You are concerned about the effect of violent video games on children, so I wanted to explain.
I am the person who keeps you awake in the night. I am the one who makes you palpitate and clutch your Smith and Wesson between sweaty hands. I am the one who interrupts your locked-and-loaded lullabies.
I am a gamer. I am the one who played Doom and Mortal Kombat and Grand Theft Auto as an impressionable, malleable youth. Even worse, I have spent my career working in public schools. I also have a dog in my personal care, who has violent tendencies towards mice and squirrels and other rodentia. Has he acquired this sadism second-hand, sitting in my lap as Skyrim loads?
The president believes that we are ignorant about the effects of violent video games on young children. I believe that there have already been enough studies to put this issue to rest. But until these new leviathan longitudinal studies have been completed, I think it's best for us gamers to come out of the electronic closet.
During the week, I really don't have time to play video games. I usually have enough time to squeeze in an episode of Star Trek: The Next Generation before bed, which can involve a nasty phaser burn or two, or maybe someone being incinerated by a Romulan disruptor. And on Saturday mornings, when all is as quiet as Christmas morning, I creep towards the computer or the Playstation and plot the annihilation of the world through nuclear weapons. I snipe from rooftops and collect stacks of money as my unjust reward.
My poor parents limited my video game intake at an early age, setting timers to keep me from getting lost in the Mushroom Kingdom. Like a recovering addict, I still get goosebumps at the sound of a warp pipe. My parents were diligent in monitoring my use of Mario media, which was good, since I would shift to reading books (which were, at times, also about video games) as soon as the timer buzzed.
And yet here I sit, writing this piece, thinking about the unfinished quest, the road not taken through the heart of darkness -- if that darkness were a dwarven ruin haunted by mummified, reanimated Viking warriors. On Friday, I will put on a suit and mentor high school students. On Saturday night, I will debate education reform over a bottle of good wine. On Sunday, I will lay waste to an empire and re-forge Rome from the ruins.
I'm sure that there are those who would call this behavior hopelessly immature, depressing, and sad. I should at least get a gym membership before I develop carpal tunnel. Yet I can honestly say that the act of playing video games -- deep, involved video games, which require thought and planning and strategy -- activate some part of my brain that relieves stress and brings clarity to the problems of the week.

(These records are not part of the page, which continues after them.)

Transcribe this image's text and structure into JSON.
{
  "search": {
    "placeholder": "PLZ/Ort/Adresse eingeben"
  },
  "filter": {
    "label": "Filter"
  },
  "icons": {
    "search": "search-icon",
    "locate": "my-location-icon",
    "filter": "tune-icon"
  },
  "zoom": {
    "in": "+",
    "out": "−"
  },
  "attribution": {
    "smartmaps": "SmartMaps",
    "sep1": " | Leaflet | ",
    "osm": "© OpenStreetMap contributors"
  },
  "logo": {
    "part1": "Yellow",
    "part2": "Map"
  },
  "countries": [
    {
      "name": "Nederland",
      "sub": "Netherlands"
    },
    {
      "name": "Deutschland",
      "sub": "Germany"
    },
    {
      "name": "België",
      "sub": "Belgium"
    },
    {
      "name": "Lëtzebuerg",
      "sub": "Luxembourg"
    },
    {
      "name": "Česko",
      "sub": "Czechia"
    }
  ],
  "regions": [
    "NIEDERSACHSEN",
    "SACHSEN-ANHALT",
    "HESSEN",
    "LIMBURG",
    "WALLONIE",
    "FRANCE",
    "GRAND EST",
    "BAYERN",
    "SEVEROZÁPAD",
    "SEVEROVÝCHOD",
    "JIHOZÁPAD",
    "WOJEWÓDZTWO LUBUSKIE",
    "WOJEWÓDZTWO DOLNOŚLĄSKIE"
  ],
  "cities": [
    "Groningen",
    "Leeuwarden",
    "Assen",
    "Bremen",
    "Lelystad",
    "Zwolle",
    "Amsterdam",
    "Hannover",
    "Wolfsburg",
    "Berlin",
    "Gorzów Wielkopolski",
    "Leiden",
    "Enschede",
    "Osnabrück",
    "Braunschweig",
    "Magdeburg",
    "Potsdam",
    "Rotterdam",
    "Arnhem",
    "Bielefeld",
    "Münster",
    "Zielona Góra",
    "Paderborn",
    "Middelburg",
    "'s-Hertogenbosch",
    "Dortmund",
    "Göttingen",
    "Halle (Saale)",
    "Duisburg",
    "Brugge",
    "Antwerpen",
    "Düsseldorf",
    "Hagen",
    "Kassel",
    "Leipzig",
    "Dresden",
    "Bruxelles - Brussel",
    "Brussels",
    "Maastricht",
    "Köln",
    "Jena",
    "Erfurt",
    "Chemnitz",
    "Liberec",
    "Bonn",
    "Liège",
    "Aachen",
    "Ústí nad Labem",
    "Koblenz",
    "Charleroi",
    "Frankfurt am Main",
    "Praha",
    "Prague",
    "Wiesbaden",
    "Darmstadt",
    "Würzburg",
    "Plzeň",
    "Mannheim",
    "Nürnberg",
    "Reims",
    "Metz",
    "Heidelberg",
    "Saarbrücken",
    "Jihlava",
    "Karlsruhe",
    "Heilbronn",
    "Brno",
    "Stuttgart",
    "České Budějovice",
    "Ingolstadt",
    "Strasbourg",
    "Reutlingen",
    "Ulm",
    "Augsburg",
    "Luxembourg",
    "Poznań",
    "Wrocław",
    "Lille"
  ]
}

Perhaps I am merely deluding myself into thinking that video games do more than activate my dopamine receptors. But I spent a lot of time hiding my video game use as an adult. Whenever it happened to come up in casual conversation, I would get a surprised, "You play video games?" Apparently, I am not supposed to have a relationship and a career and a serious video game habit. I am supposed to be lurking somewhere with ghouls and goblins, fighting acne by day and orcs by night.
So let's study video games some more, sure. I'm all for some post-doctoral student in sociology having a job. But it's ludicrous to suggest that we, as human beings, are incapable of discerning fantasy from reality. When madmen descend into insanity, it is their own illness. It cannot be transmitted nor acquired through a screen.
However, if we limit their access to instruments of terror, they become like so many noobs -- rudderless Level One archers without an arrow in their quiver. They couldn't hit the broad side of an orbiting starship.
Follow Adam Kirk Edgerton on Twitter: www.twitter.com/AdamKirkEdge